It’s been a constant of the last few decades, officials and politicians in charge of education worrying that tech-illiterate children are being churned out of schools ill-equipped for the Jobs Of Tomorrow, and instituting schemes to address the issue. One of the latest of these ideas has come our way from Florida, and it’s one that has sparked some controversy. It sounds simple enough, make coding equivalent to language learning when it comes to credits in Floridian high schools.
You might think that this idea would be welcome, but instead it has attracted criticism from those concerned that it will become an either-or choice in cash-strapped school districts. This could lead to kids without an extra language being at a disadvantage when it comes to applying for higher education. There are also concerns that the two subjects are not equivalent, and should not be conflated.
It’s difficult from the perspective of an adult technical journalist without a background in education to speculate on the relative benefits to young minds of either approach. It is very likely though that just as with previous generations the schools will discover that there is limited benefit in pushing coding at kids with little aptitude or interest in it, and that the benefits in terms of broader outlook and intellectual exercise gained by learning another language might be lost.
Which was more valuable to you at school, coding or learning a language? Were you of the generation that learned coding through BASIC from the manual that came with your home computer, and should today’s kids be doing the same with Scratch and Python on boards like the Raspberry Pi? Let us know in the comments.
It’s funny, how obsessed we are with qualifications these days. Kids go to school and are immediately thrust into a relentless machine of tests, league tables, and exams. They are ruthlessly judged on grades, yet both the knowledge and qualifications those grades represent so often boil down to relatively useless pieces of paper. It doesn’t even end for the poor youngsters when they leave school, for we are now in an age in which when on moving on from school a greater number of them than ever before are expected to go to university. They emerge three years later carrying a student debt and a freshly-printed degree certificate, only to find that all this education hasn’t really taught them the stuff they really need to do whatever job they land.
A gold standard of education is revealed as an expensive piece of paper with a networking opportunity if you are lucky.
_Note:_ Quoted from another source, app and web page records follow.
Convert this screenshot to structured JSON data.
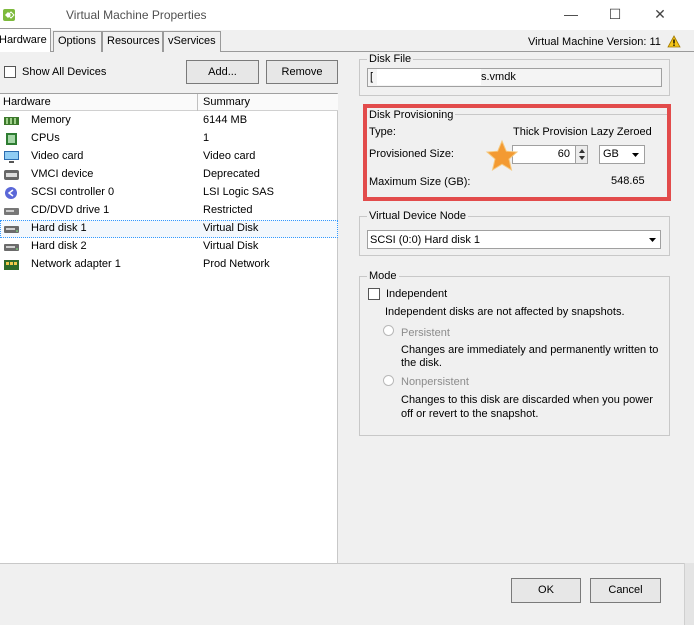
{
  "window": {
    "title": "Virtual Machine Properties",
    "minimize": "—",
    "maximize": "☐",
    "close": "✕"
  },
  "tabs": [
    {
      "label": "Hardware",
      "active": true
    },
    {
      "label": "Options"
    },
    {
      "label": "Resources"
    },
    {
      "label": "vServices"
    }
  ],
  "vm_version": "Virtual Machine Version: 11",
  "left": {
    "show_all_label": "Show All Devices",
    "add_button": "Add...",
    "remove_button": "Remove",
    "columns": [
      "Hardware",
      "Summary"
    ],
    "rows": [
      {
        "name": "Memory",
        "summary": "6144 MB",
        "icon": "memory-icon"
      },
      {
        "name": "CPUs",
        "summary": "1",
        "icon": "cpu-icon"
      },
      {
        "name": "Video card",
        "summary": "Video card",
        "icon": "monitor-icon"
      },
      {
        "name": "VMCI device",
        "summary": "Deprecated",
        "icon": "vmci-icon"
      },
      {
        "name": "SCSI controller 0",
        "summary": "LSI Logic SAS",
        "icon": "scsi-icon"
      },
      {
        "name": "CD/DVD drive 1",
        "summary": "Restricted",
        "icon": "cd-drive-icon"
      },
      {
        "name": "Hard disk 1",
        "summary": "Virtual Disk",
        "icon": "hard-disk-icon",
        "selected": true
      },
      {
        "name": "Hard disk 2",
        "summary": "Virtual Disk",
        "icon": "hard-disk-icon"
      },
      {
        "name": "Network adapter 1",
        "summary": "Prod Network",
        "icon": "network-adapter-icon"
      }
    ]
  },
  "disk_file": {
    "label": "Disk File",
    "value_start": "[",
    "value_end": "s.vmdk"
  },
  "provisioning": {
    "label": "Disk Provisioning",
    "type_label": "Type:",
    "type_value": "Thick Provision Lazy Zeroed",
    "size_label": "Provisioned Size:",
    "size_value": "60",
    "unit": "GB",
    "max_label": "Maximum Size (GB):",
    "max_value": "548.65"
  },
  "vdn": {
    "label": "Virtual Device Node",
    "value": "SCSI (0:0) Hard disk 1"
  },
  "mode": {
    "label": "Mode",
    "independent_label": "Independent",
    "independent_desc": "Independent disks are not affected by snapshots.",
    "persistent_label": "Persistent",
    "persistent_desc_1": "Changes are immediately and permanently written to",
    "persistent_desc_2": "the disk.",
    "nonpersistent_label": "Nonpersistent",
    "nonpersistent_desc_1": "Changes to this disk are discarded when you power",
    "nonpersistent_desc_2": "off or revert to the snapshot."
  },
  "footer": {
    "ok": "OK",
    "cancel": "Cancel"
  },
  "colors": {
    "highlight": "#e24b4b",
    "star": "#f39a32"
  }
}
You need it to get the job, but in most cases the job overestimates the requirement for it. When a prospective employer ignores twenty years of industry experience to ask you what class of degree you got twenty years ago you begin to see the farcical nature of the situation.
In our hackspaces, we see plenty of people engaged in this educational treadmill. From high schoolers desperately seeking to learn something other than simply how to regurgitate the textbook, through university students seeking an environment closer to an industrial lab or workshop, to perhaps most interestingly those young people who have eschewed university and gone straight from school into their own startups.
How do you get teenagers interested in science, technology, and engineering? [Erich]’s team at the Lucerne University of Applied Sciences makes them operate three robots to get a gumball. The entire demonstration was whipped together in a few days, and has been field-repaired at least once; a green-wire fix was a little heavy on the solder and would short out to a neighboring trace when mechanical force was applied.